Pakistani activist Malala Yousafzai has garnered a special place in the international world with foreign actors, magazines and even organizations giving her love and recognition. Recently, Malala featured on the cover of Teen Vogue and opened up about healing from trauma, education and new wave of youth-driven change.
Dressed in a scarf paired with shirts in different shades, Malala is a student at Oxford University. She talked about her studies and her campaign work for girls’ education in her home country, Pakistan.
“There are hundreds and thousands of women and girls in all parts of the world who are standing up. Some of them we don’t even know — their names would never be known — but they’re changing their communities.”@Malala for our final cover of the decade: https://t.co/6PbFfWAnAC pic.twitter.com/DcVWw9tu9O
— Teen Vogue (@TeenVogue) December 16, 2019
“It’s like we have done our activism; we have done enough to raise our voice.

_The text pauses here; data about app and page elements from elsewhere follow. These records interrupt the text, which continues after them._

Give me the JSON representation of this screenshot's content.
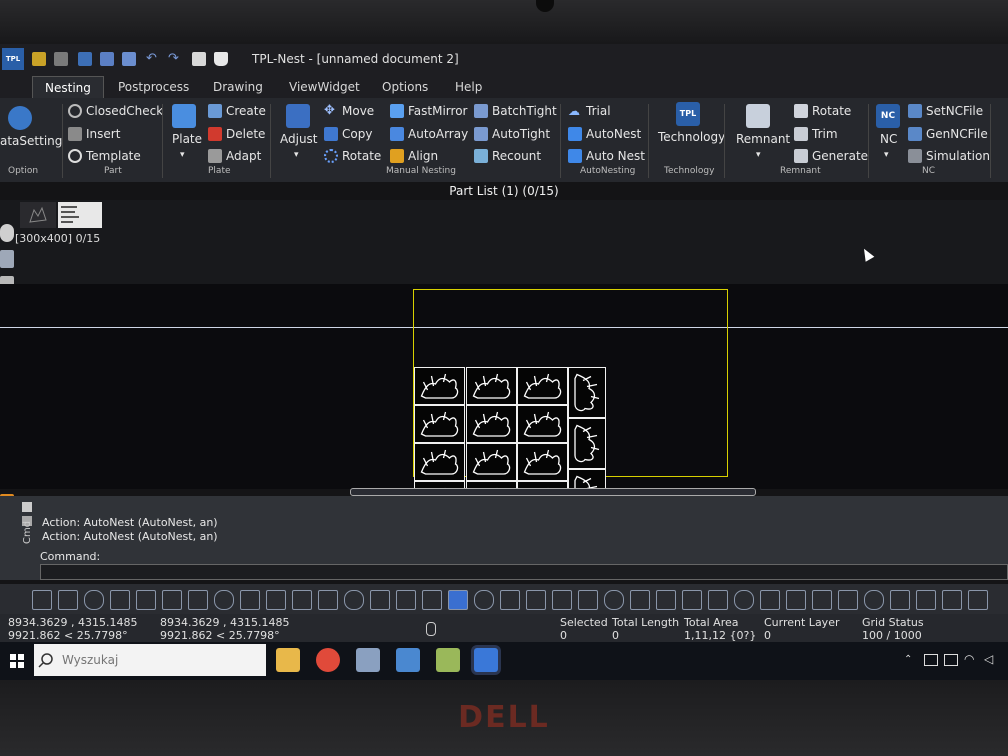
{
  "window": {
    "title": "TPL-Nest - [unnamed document 2]",
    "logo": "TPL"
  },
  "tabs": [
    {
      "label": "Nesting",
      "active": true
    },
    {
      "label": "Postprocess"
    },
    {
      "label": "Drawing"
    },
    {
      "label": "ViewWidget"
    },
    {
      "label": "Options"
    },
    {
      "label": "Help"
    }
  ],
  "ribbon": {
    "option": {
      "data_setting": "ataSetting",
      "group": "Option"
    },
    "part": {
      "closed_check": "ClosedCheck",
      "insert": "Insert",
      "template": "Template",
      "group": "Part"
    },
    "plate": {
      "plate": "Plate",
      "create": "Create",
      "delete": "Delete",
      "adapt": "Adapt",
      "group": "Plate"
    },
    "manual": {
      "adjust": "Adjust",
      "move": "Move",
      "copy": "Copy",
      "rotate": "Rotate",
      "fast_mirror": "FastMirror",
      "auto_array": "AutoArray",
      "align": "Align",
      "batch_tight": "BatchTight",
      "auto_tight": "AutoTight",
      "recount": "Recount",
      "group": "Manual Nesting"
    },
    "autonest": {
      "trial": "Trial",
      "autonest": "AutoNest",
      "auto_nest": "Auto Nest",
      "group": "AutoNesting"
    },
    "technology": {
      "badge": "TPL",
      "label": "Technology",
      "group": "Technology"
    },
    "remnant": {
      "remnant": "Remnant",
      "rotate": "Rotate",
      "trim": "Trim",
      "generate": "Generate",
      "group": "Remnant"
    },
    "nc": {
      "nc": "NC",
      "nc_badge": "NC",
      "set_nc_file": "SetNCFile",
      "gen_nc_file": "GenNCFile",
      "simulation": "Simulation",
      "group": "NC"
    }
  },
  "part_list": {
    "title": "Part List (1) (0/15)",
    "thumb_caption": "[300x400] 0/15"
  },
  "log": {
    "lines": [
      "Action: AutoNest (AutoNest, an)",
      "Action: AutoNest (AutoNest, an)"
    ],
    "command_label": "Command:",
    "command_value": "",
    "side_label": "Cmd"
  },
  "status": {
    "coord_a1": "8934.3629 , 4315.1485",
    "coord_a2": "9921.862 < 25.7798°",
    "coord_b1": "8934.3629 , 4315.1485",
    "coord_b2": "9921.862 < 25.7798°",
    "selected_label": "Selected",
    "selected_value": "0",
    "total_length_label": "Total Length",
    "total_length_value": "0",
    "total_area_label": "Total Area",
    "total_area_value": "1,11,12 {0?}",
    "current_layer_label": "Current Layer",
    "current_layer_value": "0",
    "grid_status_label": "Grid Status",
    "grid_status_value": "100 / 1000"
  },
  "taskbar": {
    "search_placeholder": "Wyszukaj"
  },
  "bezel": {
    "brand": "DELL"
  },
  "colors": {
    "plate_border": "#d8d000",
    "part_outline": "#f0f0f0",
    "ribbon_bg": "#26282d",
    "accent": "#2a5fa8"
  }
}
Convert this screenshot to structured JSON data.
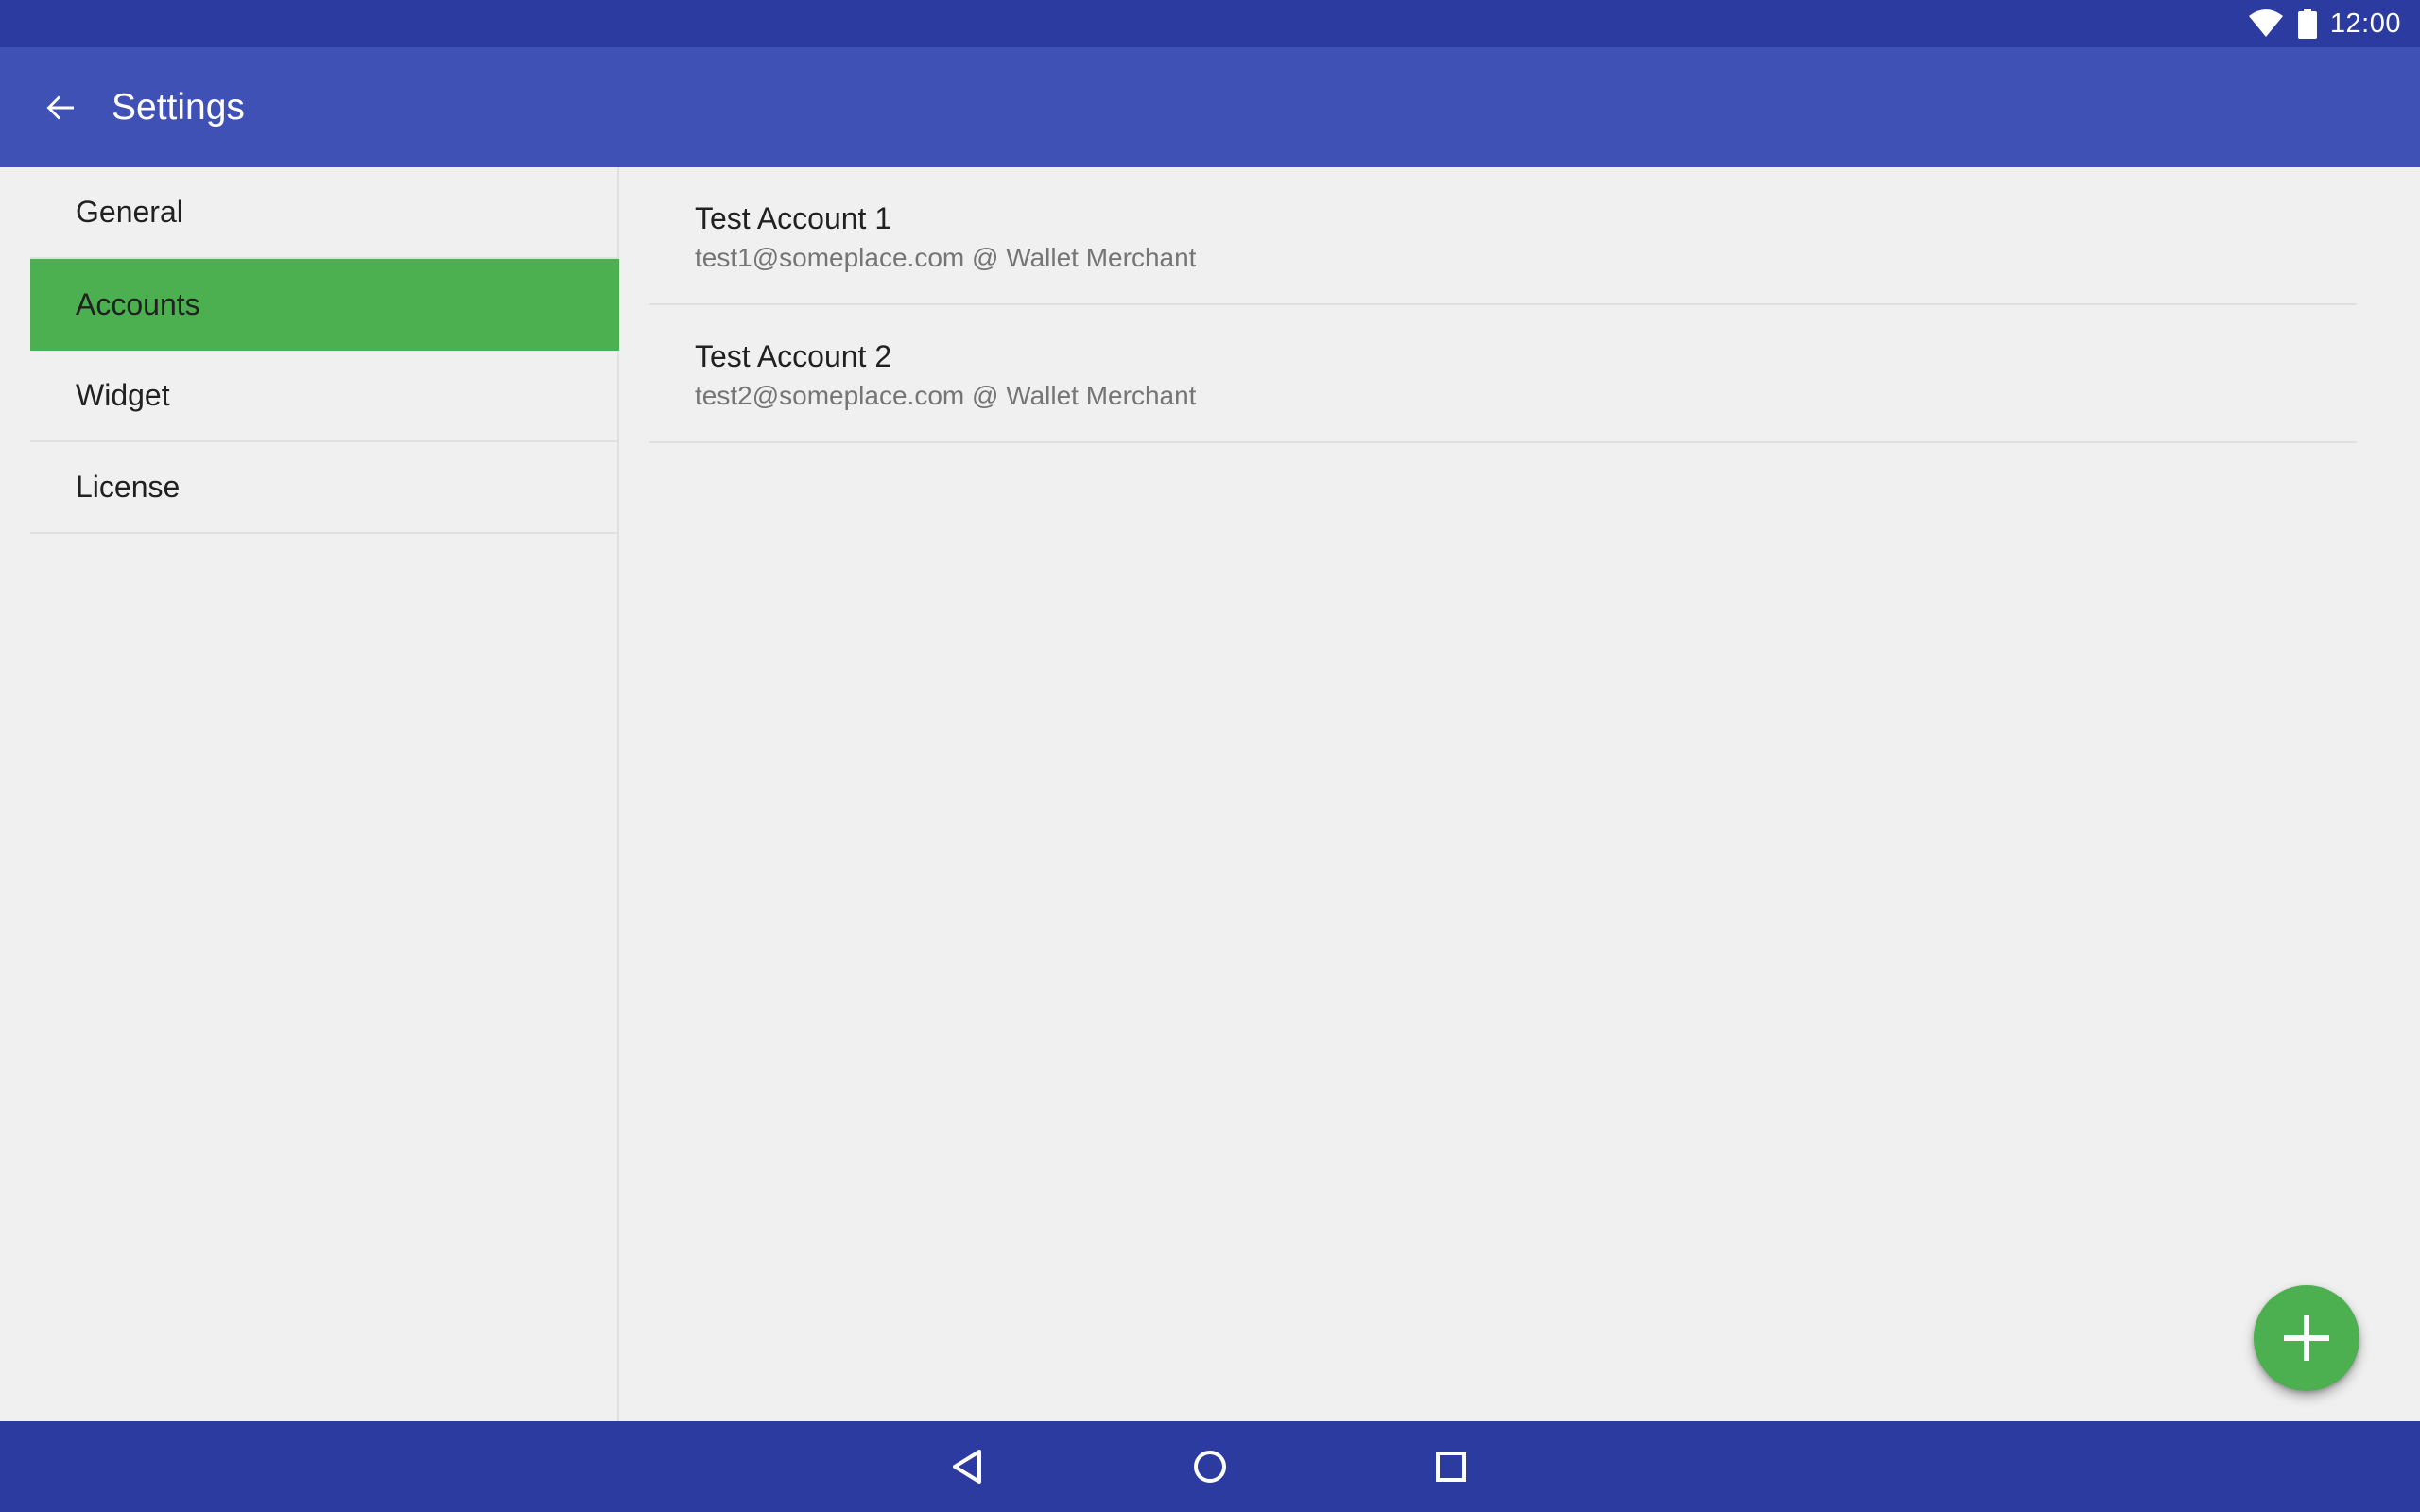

And I think the next step is now let’s make the change, let’s be the change-makers, let’s get more involved in this,” the 22-year-old told Vogue.
Malala added that the new decade would be driven by youth-driven change, singling out fellow young female activists, Greta Thunberg and 20-year-old American anti-gun violence advocate, Emma Gonzalez.
“We have seen huge progress over the last few years, and now to see that young girls like Emma [González] and Greta are coming forward and they’re talking about climate change, they are talking about gun violence, and they’re talking about these different issues that are impacting all of us and especially what’s going to affect the future generations.”
“There are hundreds and thousands of women and girls in all parts of the world who are standing up. Some of them we don’t even know — their names would never be known — but they’re changing their communities.”
Talking about Muslim representation in television and Movies, Malala shared her view that there are rarely any good examples.
“I think that’s unfortunate when it comes to the representation of minorities or Muslims or black people or even women. And I think in that sense, there’s still a lot that needs to be done. I hope to see that more Muslim young people come forward and present and share their voice, share their stories that they are also known as equals to everybody else and have a normal life,” she said.
Malala made headlines in 2012, when she was shot in the head by the Taliban at 15, for speaking out about girls’ right to education. She was just 17 years old when she became the youngest-ever recipient of the Nobel Peace Prize.
You can read the full interview here.